WASHINGTON—Despite speculation, the motive of the Arizona shooter remains unclear and has not been confirmed by police. This fact runs counter to the sentiment being expressed across the nation—that an inflammatory and vitriolic political and media environment led to the violent rampage.
Jared Lee Loughner killed six people and wounded 13 others in a Jan. 8 shooting in Tuscon, Ariz. Rep. Gabrielle Giffords (D-Ariz.) was among the wounded.
Bill Straus, Arizona regional director of the Anti-Defamation League, said in a phone interview that too much misinformation is being propagated by the media.
While not denying the existence of powerful rhetoric, he said that “there is very little substantive evidence to indicate any kind of motive, other than the act of an unbalanced individual.”
The police have not been able to confirm any evidence to suggest that 22-year-old Loughner was linked to any particular hate group or movement.
What is known is that Loughner appears to have planned the shootings. According to court documents, an envelope found by police in a safe at his parents’ home had the words “I planned ahead” and “my assassination” written on it, along with Giffords’ name.
Federal authorities filed charges based on this evidence Sunday, but people in Arizona and across the nation are straining for more of an explanation.
Loughner appears to have a history of mental instability. His online ramblings, posted on Internet sites like YouTube, contained cryptic writings involving weird syllogisms, references to the Constitution, and an obsession with grammar and numbers. Some of the mashup appears to indicate that Loughner was paranoid about the U.S. government.
The Southern Poverty Law Center, an organization that tracks hate-related activity in America, has published statements suggesting that Loughner’s online cache reveals clues that he may have been influenced by anti-government propaganda.
Clarence Dupnik, the sheriff of Arizona’s Pima County, which is near Tucson where the attack took place, has drawn national attention by speaking out about the polarized politics that have come to characterize the state.
”I’d just like to say that when you look at unbalanced people—how they are, how they respond to the vitriol that comes out of certain mouths about tearing down the government—the anger, the hatred, the bigotry that goes on in this country is getting to be outrageous,” Dupnik said at a press conference after the crime.
Relaxed gun laws, differences of opinion on health care and the stimulus, as well as a recent clamp-down on immigration, turned up the volume just before the recent election campaigns.
Giffords narrowly edged out Republican challenger Jesse Kelly in a particularly vitriolic environment of November 2010 elections to win her third term in Congress.
At one point, Kelly published campaign contribution ads featuring himself in an Army T-shirt and khaki combat-style pants and brandishing a semi-automatic weapon.
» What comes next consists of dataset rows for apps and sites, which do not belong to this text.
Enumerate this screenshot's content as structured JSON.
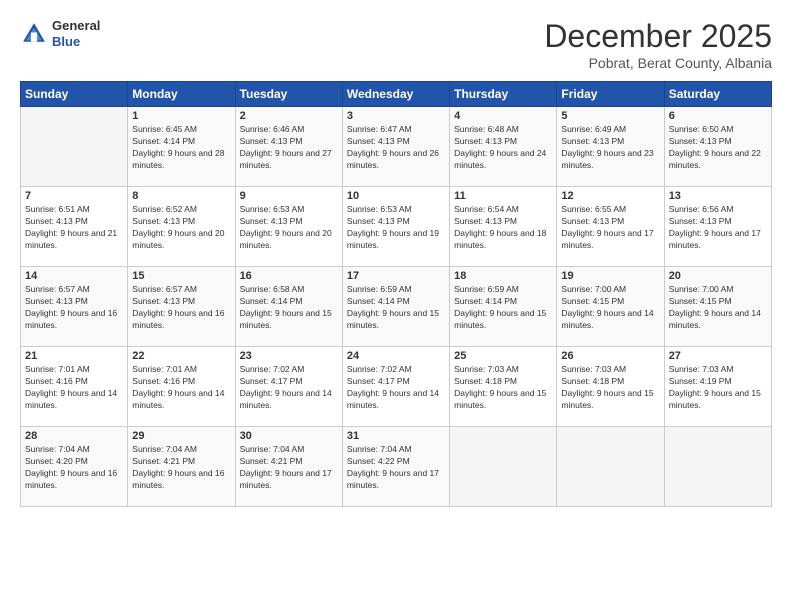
{
  "logo": {
    "line1": "General",
    "line2": "Blue"
  },
  "header": {
    "month": "December 2025",
    "location": "Pobrat, Berat County, Albania"
  },
  "weekdays": [
    "Sunday",
    "Monday",
    "Tuesday",
    "Wednesday",
    "Thursday",
    "Friday",
    "Saturday"
  ],
  "weeks": [
    [
      {
        "day": "",
        "sunrise": "",
        "sunset": "",
        "daylight": ""
      },
      {
        "day": "1",
        "sunrise": "Sunrise: 6:45 AM",
        "sunset": "Sunset: 4:14 PM",
        "daylight": "Daylight: 9 hours and 28 minutes."
      },
      {
        "day": "2",
        "sunrise": "Sunrise: 6:46 AM",
        "sunset": "Sunset: 4:13 PM",
        "daylight": "Daylight: 9 hours and 27 minutes."
      },
      {
        "day": "3",
        "sunrise": "Sunrise: 6:47 AM",
        "sunset": "Sunset: 4:13 PM",
        "daylight": "Daylight: 9 hours and 26 minutes."
      },
      {
        "day": "4",
        "sunrise": "Sunrise: 6:48 AM",
        "sunset": "Sunset: 4:13 PM",
        "daylight": "Daylight: 9 hours and 24 minutes."
      },
      {
        "day": "5",
        "sunrise": "Sunrise: 6:49 AM",
        "sunset": "Sunset: 4:13 PM",
        "daylight": "Daylight: 9 hours and 23 minutes."
      },
      {
        "day": "6",
        "sunrise": "Sunrise: 6:50 AM",
        "sunset": "Sunset: 4:13 PM",
        "daylight": "Daylight: 9 hours and 22 minutes."
      }
    ],
    [
      {
        "day": "7",
        "sunrise": "Sunrise: 6:51 AM",
        "sunset": "Sunset: 4:13 PM",
        "daylight": "Daylight: 9 hours and 21 minutes."
      },
      {
        "day": "8",
        "sunrise": "Sunrise: 6:52 AM",
        "sunset": "Sunset: 4:13 PM",
        "daylight": "Daylight: 9 hours and 20 minutes."
      },
      {
        "day": "9",
        "sunrise": "Sunrise: 6:53 AM",
        "sunset": "Sunset: 4:13 PM",
        "daylight": "Daylight: 9 hours and 20 minutes."
      },
      {
        "day": "10",
        "sunrise": "Sunrise: 6:53 AM",
        "sunset": "Sunset: 4:13 PM",
        "daylight": "Daylight: 9 hours and 19 minutes."
      },
      {
        "day": "11",
        "sunrise": "Sunrise: 6:54 AM",
        "sunset": "Sunset: 4:13 PM",
        "daylight": "Daylight: 9 hours and 18 minutes."
      },
      {
        "day": "12",
        "sunrise": "Sunrise: 6:55 AM",
        "sunset": "Sunset: 4:13 PM",
        "daylight": "Daylight: 9 hours and 17 minutes."
      },
      {
        "day": "13",
        "sunrise": "Sunrise: 6:56 AM",
        "sunset": "Sunset: 4:13 PM",
        "daylight": "Daylight: 9 hours and 17 minutes."
      }
    ],
    [
      {
        "day": "14",
        "sunrise": "Sunrise: 6:57 AM",
        "sunset": "Sunset: 4:13 PM",
        "daylight": "Daylight: 9 hours and 16 minutes."
      },
      {
        "day": "15",
        "sunrise": "Sunrise: 6:57 AM",
        "sunset": "Sunset: 4:13 PM",
        "daylight": "Daylight: 9 hours and 16 minutes."
      },
      {
        "day": "16",
        "sunrise": "Sunrise: 6:58 AM",
        "sunset": "Sunset: 4:14 PM",
        "daylight": "Daylight: 9 hours and 15 minutes."
      },
      {
        "day": "17",
        "sunrise": "Sunrise: 6:59 AM",
        "sunset": "Sunset: 4:14 PM",
        "daylight": "Daylight: 9 hours and 15 minutes."
      },
      {
        "day": "18",
        "sunrise": "Sunrise: 6:59 AM",
        "sunset": "Sunset: 4:14 PM",
        "daylight": "Daylight: 9 hours and 15 minutes."
      },
      {
        "day": "19",
        "sunrise": "Sunrise: 7:00 AM",
        "sunset": "Sunset: 4:15 PM",
        "daylight": "Daylight: 9 hours and 14 minutes."
      },
      {
        "day": "20",
        "sunrise": "Sunrise: 7:00 AM",
        "sunset": "Sunset: 4:15 PM",
        "daylight": "Daylight: 9 hours and 14 minutes."
      }
    ],
    [
      {
        "day": "21",
        "sunrise": "Sunrise: 7:01 AM",
        "sunset": "Sunset: 4:16 PM",
        "daylight": "Daylight: 9 hours and 14 minutes."
      },
      {
        "day": "22",
        "sunrise": "Sunrise: 7:01 AM",
        "sunset": "Sunset: 4:16 PM",
        "daylight": "Daylight: 9 hours and 14 minutes."
      },
      {
        "day": "23",
        "sunrise": "Sunrise: 7:02 AM",
        "sunset": "Sunset: 4:17 PM",
        "daylight": "Daylight: 9 hours and 14 minutes."
      },
      {
        "day": "24",
        "sunrise": "Sunrise: 7:02 AM",
        "sunset": "Sunset: 4:17 PM",
        "daylight": "Daylight: 9 hours and 14 minutes."
      },
      {
        "day": "25",
        "sunrise": "Sunrise: 7:03 AM",
        "sunset": "Sunset: 4:18 PM",
        "daylight": "Daylight: 9 hours and 15 minutes."
      },
      {
        "day": "26",
        "sunrise": "Sunrise: 7:03 AM",
        "sunset": "Sunset: 4:18 PM",
        "daylight": "Daylight: 9 hours and 15 minutes."
      },
      {
        "day": "27",
        "sunrise": "Sunrise: 7:03 AM",
        "sunset": "Sunset: 4:19 PM",
        "daylight": "Daylight: 9 hours and 15 minutes."
      }
    ],
    [
      {
        "day": "28",
        "sunrise": "Sunrise: 7:04 AM",
        "sunset": "Sunset: 4:20 PM",
        "daylight": "Daylight: 9 hours and 16 minutes."
      },
      {
        "day": "29",
        "sunrise": "Sunrise: 7:04 AM",
        "sunset": "Sunset: 4:21 PM",
        "daylight": "Daylight: 9 hours and 16 minutes."
      },
      {
        "day": "30",
        "sunrise": "Sunrise: 7:04 AM",
        "sunset": "Sunset: 4:21 PM",
        "daylight": "Daylight: 9 hours and 17 minutes."
      },
      {
        "day": "31",
        "sunrise": "Sunrise: 7:04 AM",
        "sunset": "Sunset: 4:22 PM",
        "daylight": "Daylight: 9 hours and 17 minutes."
      },
      {
        "day": "",
        "sunrise": "",
        "sunset": "",
        "daylight": ""
      },
      {
        "day": "",
        "sunrise": "",
        "sunset": "",
        "daylight": ""
      },
      {
        "day": "",
        "sunrise": "",
        "sunset": "",
        "daylight": ""
      }
    ]
  ]
}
“Send a warrior to Congress,” said one of his ads.
Another ad, published on the Pima County Republican website, said: “Get on Target for Victory in November. Help remove Gabrielle Giffords from office. Shoot a fully automatic M16 with Jesse Kelly.”
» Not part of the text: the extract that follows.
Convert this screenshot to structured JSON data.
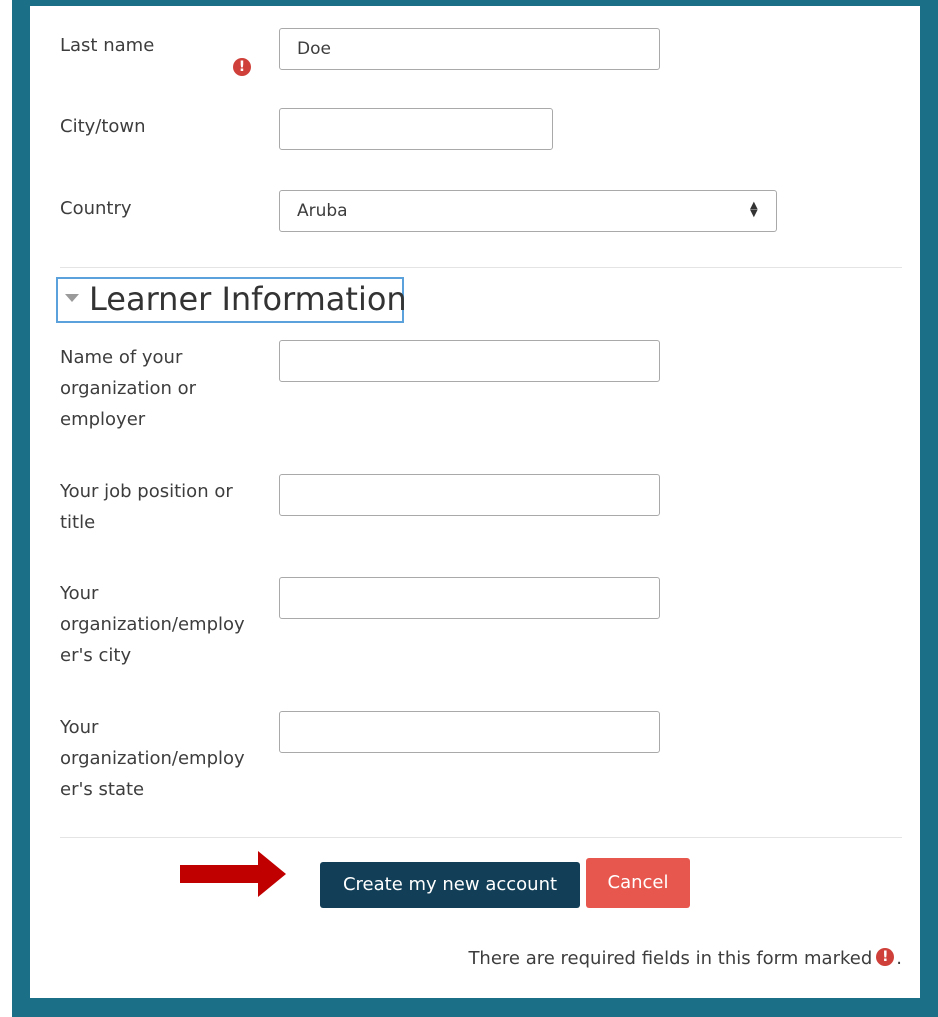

Giffords has a history of holding her own in her district, speaking against the incitement or threat of violence on a number of occasions.
Last spring, when a county sheriff was shot in the desert during border patrol, she asked: “What will it take? Who else will be shot? How much more violence must we endure?”
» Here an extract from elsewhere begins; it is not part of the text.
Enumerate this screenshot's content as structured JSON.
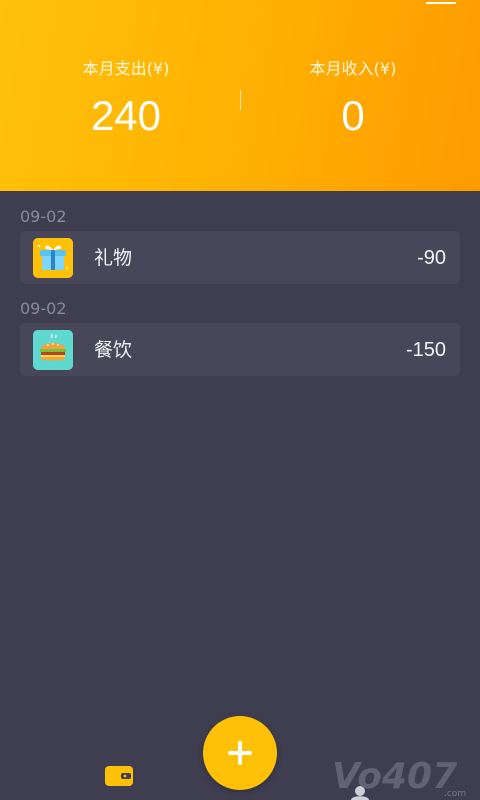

Giffords served on the Arizona regional board of the Anti-Defamation League (ADL), a human rights organization that aims to stop the defamation of Jewish people and secure justice and equal treatment for everyone under the law.
Straus says Gifford spoke out against violence because she really embraced the mission of ADL. Speaking out is important and must be protected, he noted.
Straus recommends that people “examine their own behavior.”
“That includes all of us,” he said.
President Barack Obama held a moment of silence on the White House South Lawn with Congressional members and staff on Monday to honor the victims of the shooting.
Following about two minutes of silence, Rep. Emanuel Cleaver (D-Mo.) said: “Help us move from this dark place to a place of sunshine and hope. … More than anything, God, we ask that you help keep our hearts pure.”
Legislative business has been canceled for the week—calming, at least for the time being, renewal of the health care debate after Republicans’ promise to repeal recent reform.